Wednesday, July 21, 2010
Less Like Stomach Flu and More Like Lice
There has been a lively discussion on Kindleboards lately, the gist of which is whether self-published books are, generally speaking, crap. This topic pops up repeatedly and everywhere, with generally the same arguments being made for self-publishing, pro and con, which I won't bother to go into here. What interested me more was hearing from some of the "indie" authors that they had sold 5000 books in a few months, or what happened when someone's book went viral. And that, after So-and-So's book went viral, s/he got a real, honest-to-goodness deal from a print publisher, and everyone lived happily ever after.
I'm at peace with whether or not my books are crap. Clearly, one man's trash is another man's treasure, but I do wonder about this viral thing. What makes some books catch like stomach flu, where merely to be in a stadium with a potential barfer has you heaving the next day? My books have been more like lice: they spread through sharing and hanging out with your heads close together. They might infect pockets here or there, but there is no nationwide call for buzz cuts, no run on lice combs.
The statistic always cited is that the average self-publisher sells fewer than 100 copies. This in itself is skewed because many people grouped here really only intend to print up 25 copies of their memoir for family members to pack away in the attic--they weren't trying to hit the NY Times bestseller list in the first place. Some other statistic I read said that, of all the books in print (including traditionally-published), only 20% sold more than 100 copies in the last year. Again I question this, because there is no tracking of the used books market, and it doesn't include ebooks. In any case, MOURNING BECOMES CASSANDRA has sold over 1000 copies to date, 900+ in print and the rest on Kindle. Respectable figures, but hardly viral.

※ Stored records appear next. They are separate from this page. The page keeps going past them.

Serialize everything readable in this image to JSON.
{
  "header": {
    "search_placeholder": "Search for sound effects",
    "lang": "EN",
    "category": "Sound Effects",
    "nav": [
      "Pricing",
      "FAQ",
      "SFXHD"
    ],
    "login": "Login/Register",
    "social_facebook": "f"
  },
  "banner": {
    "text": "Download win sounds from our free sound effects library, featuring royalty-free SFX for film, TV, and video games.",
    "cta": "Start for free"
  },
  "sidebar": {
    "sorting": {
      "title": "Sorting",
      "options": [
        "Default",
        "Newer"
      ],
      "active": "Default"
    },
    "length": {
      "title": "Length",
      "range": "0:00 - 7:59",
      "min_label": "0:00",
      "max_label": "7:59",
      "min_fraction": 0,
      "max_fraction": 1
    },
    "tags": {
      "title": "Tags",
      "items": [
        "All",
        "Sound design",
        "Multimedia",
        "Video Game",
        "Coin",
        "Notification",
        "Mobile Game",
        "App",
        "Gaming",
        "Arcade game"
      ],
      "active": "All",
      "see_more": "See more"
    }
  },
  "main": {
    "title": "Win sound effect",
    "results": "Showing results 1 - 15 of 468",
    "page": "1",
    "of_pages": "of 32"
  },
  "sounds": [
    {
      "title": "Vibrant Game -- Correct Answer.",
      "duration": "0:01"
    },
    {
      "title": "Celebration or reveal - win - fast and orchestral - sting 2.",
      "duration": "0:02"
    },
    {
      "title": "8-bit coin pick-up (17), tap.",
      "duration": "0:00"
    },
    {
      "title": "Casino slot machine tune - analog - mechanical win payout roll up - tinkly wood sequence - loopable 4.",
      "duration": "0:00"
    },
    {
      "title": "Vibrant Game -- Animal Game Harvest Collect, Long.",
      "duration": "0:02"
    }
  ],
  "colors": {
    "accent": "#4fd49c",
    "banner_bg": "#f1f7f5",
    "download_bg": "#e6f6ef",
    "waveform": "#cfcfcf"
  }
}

No idea where this post is going, except to say I think I'm a successful self-published author who is secretly a disastrous failure. Here's hoping no one realizes!
Thanks to University Bookstore Bellevue for another fun event, and for new and old readers turning out. In the space of two days, I had a teenager telling me she'd read both books in two days and someone named Gladys ordering a copy of MBC somewhere in the Midwest. Another day, another demographic, another pocket of lice.